Secrets to a Healthier Purim
By Mussy Raitman, Lubicom Staff
I thought I’d pop in and ask you for your top tips on getting through Purim without eating a tremendous amount of junk. I think a trap that a lot of people fall into is that Purim day is so hectic. How do we tackle this?
Yes, it's a very busy day. You’re getting up early in the morning, there's the Megillah to hear, the kids need help getting in their costumes, you’re shlepping around the Mishloach Manot, the house is flying, the kids are cuckoo, and you also have to worry about preparing for the Seudah. It's just a very hopping kind of day with a lot to do, and it's very unstructured.

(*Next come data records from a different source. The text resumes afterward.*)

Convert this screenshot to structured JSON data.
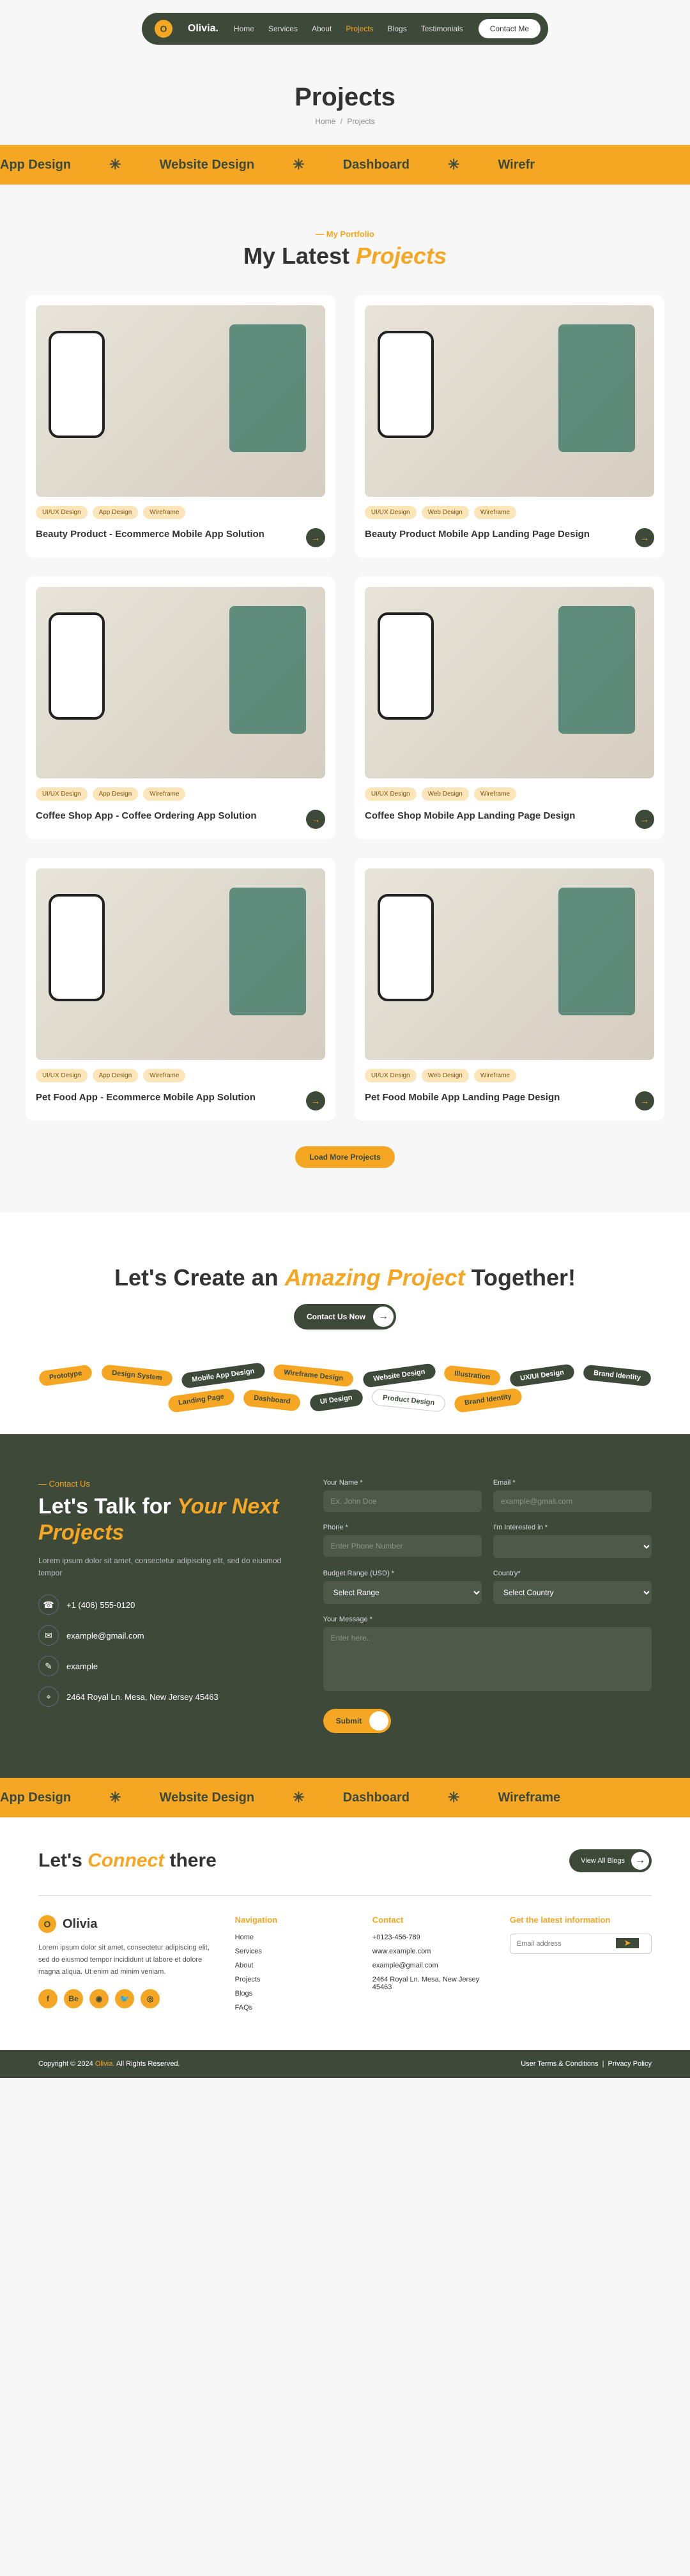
{
  "nav": {
    "brand": "Olivia.",
    "logo_letter": "O",
    "items": [
      "Home",
      "Services",
      "About",
      "Projects",
      "Blogs",
      "Testimonials"
    ],
    "active": "Projects",
    "contact_btn": "Contact Me"
  },
  "page": {
    "title": "Projects",
    "crumb_home": "Home",
    "crumb_current": "Projects"
  },
  "strip": [
    "App Design",
    "Website Design",
    "Dashboard",
    "Wirefr"
  ],
  "strip2": [
    "App Design",
    "Website Design",
    "Dashboard",
    "Wireframe"
  ],
  "portfolio": {
    "tag": "My Portfolio",
    "title_pre": "My Latest ",
    "title_accent": "Projects",
    "load_more": "Load More Projects",
    "items": [
      {
        "tags": [
          "UI/UX Design",
          "App Design",
          "Wireframe"
        ],
        "title": "Beauty Product - Ecommerce Mobile App Solution"
      },
      {
        "tags": [
          "UI/UX Design",
          "Web Design",
          "Wireframe"
        ],
        "title": "Beauty Product  Mobile App Landing Page Design"
      },
      {
        "tags": [
          "UI/UX Design",
          "App Design",
          "Wireframe"
        ],
        "title": "Coffee Shop App - Coffee Ordering App Solution"
      },
      {
        "tags": [
          "UI/UX Design",
          "Web Design",
          "Wireframe"
        ],
        "title": "Coffee Shop  Mobile App Landing Page Design"
      },
      {
        "tags": [
          "UI/UX Design",
          "App Design",
          "Wireframe"
        ],
        "title": "Pet Food App - Ecommerce Mobile App Solution"
      },
      {
        "tags": [
          "UI/UX Design",
          "Web Design",
          "Wireframe"
        ],
        "title": "Pet Food  Mobile App Landing Page Design"
      }
    ]
  },
  "cta": {
    "title_pre": "Let's Create an ",
    "title_accent": "Amazing Project",
    "title_post": " Together!",
    "btn": "Contact Us Now",
    "chips": [
      {
        "t": "Prototype",
        "c": "y"
      },
      {
        "t": "Design System",
        "c": "y"
      },
      {
        "t": "Mobile App Design",
        "c": "g"
      },
      {
        "t": "Wireframe Design",
        "c": "y"
      },
      {
        "t": "Website Design",
        "c": "g"
      },
      {
        "t": "Illustration",
        "c": "y"
      },
      {
        "t": "UX/UI Design",
        "c": "g"
      },
      {
        "t": "Brand Identity",
        "c": "g"
      },
      {
        "t": "Landing Page",
        "c": "y"
      },
      {
        "t": "Dashboard",
        "c": "y"
      },
      {
        "t": "UI Design",
        "c": "g"
      },
      {
        "t": "Product Design",
        "c": "w"
      },
      {
        "t": "Brand Identity",
        "c": "y"
      }
    ]
  },
  "contact": {
    "tag": "— Contact Us",
    "heading_pre": "Let's Talk for ",
    "heading_accent": "Your Next Projects",
    "blurb": "Lorem ipsum dolor sit amet, consectetur adipiscing elit, sed do eiusmod tempor",
    "info": [
      {
        "icon": "☎",
        "text": "+1 (406) 555-0120"
      },
      {
        "icon": "✉",
        "text": "example@gmail.com"
      },
      {
        "icon": "✎",
        "text": "example"
      },
      {
        "icon": "⌖",
        "text": "2464 Royal Ln. Mesa, New Jersey 45463"
      }
    ],
    "labels": {
      "name": "Your Name *",
      "email": "Email *",
      "phone": "Phone *",
      "interest": "I'm Interested in *",
      "budget": "Budget Range (USD) *",
      "country": "Country*",
      "message": "Your Message *"
    },
    "ph": {
      "name": "Ex. John Doe",
      "email": "example@gmail.com",
      "phone": "Enter Phone Number",
      "budget": "Select Range",
      "country": "Select Country",
      "message": "Enter here.."
    },
    "submit": "Submit"
  },
  "connect": {
    "title_pre": "Let's ",
    "title_accent": "Connect",
    "title_post": " there",
    "view_btn": "View All Blogs"
  },
  "footer": {
    "brand": "Olivia",
    "desc": "Lorem ipsum dolor sit amet, consectetur adipiscing elit, sed do eiusmod tempor incididunt ut labore et dolore magna aliqua. Ut enim ad minim veniam.",
    "socials": [
      "f",
      "Be",
      "◉",
      "🐦",
      "◎"
    ],
    "nav_head": "Navigation",
    "nav_links": [
      "Home",
      "Services",
      "About",
      "Projects",
      "Blogs",
      "FAQs"
    ],
    "contact_head": "Contact",
    "contact_lines": [
      "+0123-456-789",
      "www.example.com",
      "example@gmail.com",
      "2464 Royal Ln. Mesa, New Jersey 45463"
    ],
    "news_head": "Get the latest information",
    "news_ph": "Email address"
  },
  "bottom": {
    "copy_pre": "Copyright © 2024 ",
    "copy_brand": "Olivia.",
    "copy_post": " All Rights Reserved.",
    "terms": "User Terms & Conditions",
    "privacy": "Privacy Policy"
  }
}
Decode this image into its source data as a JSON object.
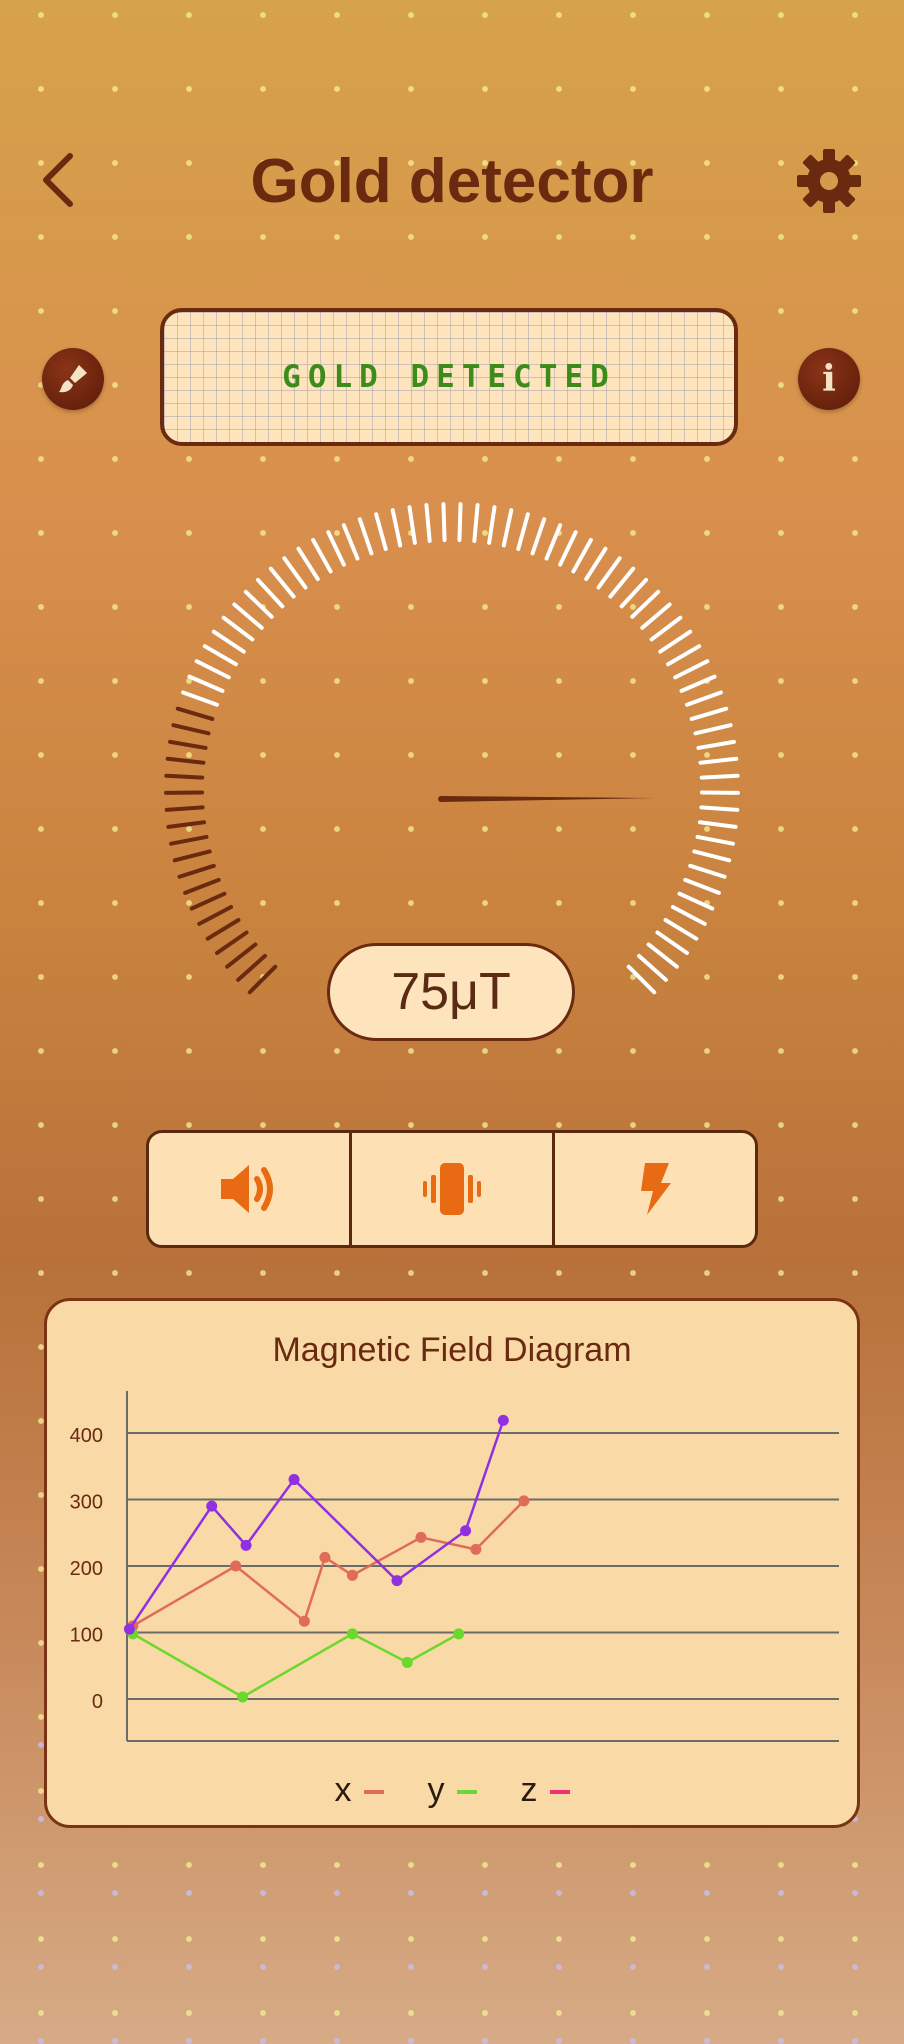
{
  "app": {
    "title": "Gold detector"
  },
  "header": {
    "back_icon": "chevron-left-icon",
    "settings_icon": "gear-icon"
  },
  "actions": {
    "left_icon": "brush-icon",
    "right_icon": "info-icon",
    "info_glyph": "i"
  },
  "status": {
    "text": "GOLD DETECTED",
    "color": "#3c8c1c"
  },
  "gauge": {
    "value_label": "75μT",
    "value": 75
  },
  "toggles": [
    {
      "icon": "speaker-icon"
    },
    {
      "icon": "vibration-icon"
    },
    {
      "icon": "flash-icon"
    }
  ],
  "colors": {
    "brand_dark": "#6a2a10",
    "panel_bg": "#fde4bd",
    "series_x": "#e06b5a",
    "series_y": "#6ad82c",
    "series_z": "#9030e0"
  },
  "chart": {
    "title": "Magnetic Field Diagram"
  },
  "chart_data": {
    "type": "line",
    "title": "Magnetic Field Diagram",
    "xlabel": "",
    "ylabel": "",
    "ylim": [
      -60,
      460
    ],
    "yticks": [
      0,
      100,
      200,
      300,
      400
    ],
    "grid": true,
    "legend_position": "bottom",
    "legend": [
      {
        "label": "x",
        "color": "#e06b5a"
      },
      {
        "label": "y",
        "color": "#6ad82c"
      },
      {
        "label": "z",
        "color": "#f0307a"
      }
    ],
    "series": [
      {
        "name": "x",
        "color": "#e06b5a",
        "points": [
          [
            0.2,
            110
          ],
          [
            3.2,
            200
          ],
          [
            5.2,
            117
          ],
          [
            5.8,
            213
          ],
          [
            6.6,
            186
          ],
          [
            8.6,
            243
          ],
          [
            10.2,
            225
          ],
          [
            11.6,
            298
          ]
        ]
      },
      {
        "name": "y",
        "color": "#6ad82c",
        "points": [
          [
            0.2,
            98
          ],
          [
            3.4,
            3
          ],
          [
            6.6,
            98
          ],
          [
            8.2,
            55
          ],
          [
            9.7,
            98
          ]
        ]
      },
      {
        "color": "#9030e0",
        "points": [
          [
            0.1,
            105
          ],
          [
            2.5,
            290
          ],
          [
            3.5,
            231
          ],
          [
            4.9,
            330
          ],
          [
            7.9,
            178
          ],
          [
            9.9,
            253
          ],
          [
            11.0,
            419
          ]
        ]
      }
    ]
  }
}
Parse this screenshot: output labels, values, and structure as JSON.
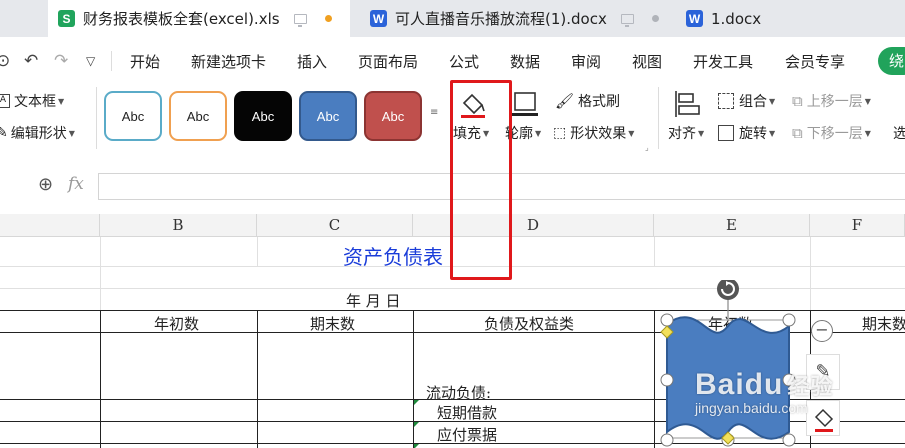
{
  "tabs": [
    {
      "label": "财务报表模板全套(excel).xls",
      "type": "S",
      "active": true
    },
    {
      "label": "可人直播音乐播放流程(1).docx",
      "type": "W",
      "active": false
    },
    {
      "label": "1.docx",
      "type": "W",
      "active": false
    }
  ],
  "menu": [
    "开始",
    "新建选项卡",
    "插入",
    "页面布局",
    "公式",
    "数据",
    "审阅",
    "视图",
    "开发工具",
    "会员专享"
  ],
  "menu_cut": "绕",
  "ribbon": {
    "textbox": "文本框",
    "edit_shape": "编辑形状",
    "style_label": "Abc",
    "fill": "填充",
    "outline": "轮廓",
    "format_painter": "格式刷",
    "shape_effects": "形状效果",
    "align": "对齐",
    "group": "组合",
    "rotate": "旋转",
    "bring_forward": "上移一层",
    "send_backward": "下移一层",
    "cut_text": "选"
  },
  "formula": {
    "fx": "fx",
    "value": ""
  },
  "columns": [
    "B",
    "C",
    "D",
    "E",
    "F"
  ],
  "sheet": {
    "title": "资产负债表",
    "date": "年    月    日",
    "headers": [
      "年初数",
      "期末数",
      "负债及权益类",
      "年初数",
      "期末数"
    ],
    "rows": [
      "流动负债:",
      "短期借款",
      "应付票据"
    ]
  },
  "watermark": {
    "brand": "Baidu",
    "site": "jingyan.baidu.com",
    "suffix": "经验"
  },
  "colors": {
    "accent_red": "#e0181b",
    "shape_blue": "#4a7dc0",
    "title_blue": "#1a3cd9"
  }
}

Raising the topic as you’re doing is actually the first step. If you recognize the potential pitfalls that lie ahead, you’ll be able to plan for success. As the saying goes, if you fail to plan, you plan to fail. If you don't go into this situation with a game plan, then you are setting yourself up to do what you would do without planning right. Without a plan, we tend to act on autopilot, as opposed to being proactive and making conscious choices.
Set aside time in the morning to have breakfast. Breakfast really is the most important meal of the day. We talked about that in our last article. (Read: Why You're Hungry for Lunch at 11 a.m.) That's definitely going to be compounded on a day like Purim. When you’re already unsatisfied and your blood sugars drop, it just makes mindless noshing inevitable.
Plan ahead to make breakfast happen on Purim day. Just like you make sure to hear the Megillah, make sure you eat a balanced meal. If you can't sit down to a real breakfast, just make yourself a shake in the morning. I come home from Megillah and as everyone is scrambling to get their costumes set, I’m scrambling eggs. Everyone in my house likes that breakfast, so it works for me. Find what works in your house, just try to make some sort of real meal happen. It'll make a huge difference in your whole day.
Keep a water bottle with you and stay hydrated. I try to fill up at least two big water bottles with ice and water to keep in the car when we're running around delivering Mishloach Manot. Encourage your kids to drink water throughout the day; I do not believe in restricting their Mishloach Manot but I do encourage drinking water. Having a sugar-loaded, dehydrated kid is a recipe for a major meltdown. (Read: The 5 Worst Ways to Deal with Your Kids Purim Candy Cravings.)
Another good tip is to make sure that your Purim Seudah has real food. People tend to serve tons of finger foods at their Seudahs and forget about making healthy vegetables and stable proteins. Make sure to plan out your meal. If you're going to someone else’s Seudah, offer to bring something healthy. If you're making your own meal, try to plan a balanced menu with tasty, healthy options available.
Throughout the day, when all the goodies come in and you see something that you really want to enjoy, my best tip is saving it for a moment when you can actually savor it! Decide on a time either on Purim day itself or another day when you can sit down and thoroughly enjoy it. Don’t just eat the treat in the car in 20 seconds. You won’t even remember you had it!
Part of being satisfied is also an emotional experience. When you sit and have something that's enjoyable and delicious, if you actually taste it and savor each bite, one or two treats is enough. The reason we keep going for more and more is that we never really experienced it the first time around. So when you're going to enjoy a treat, really pay attention to the food – taste it, smell it, be in the moment. Enjoy the experience fully, and you will feel much more satisfied!
Hope these tips help you all experience a full ‘n free Purim!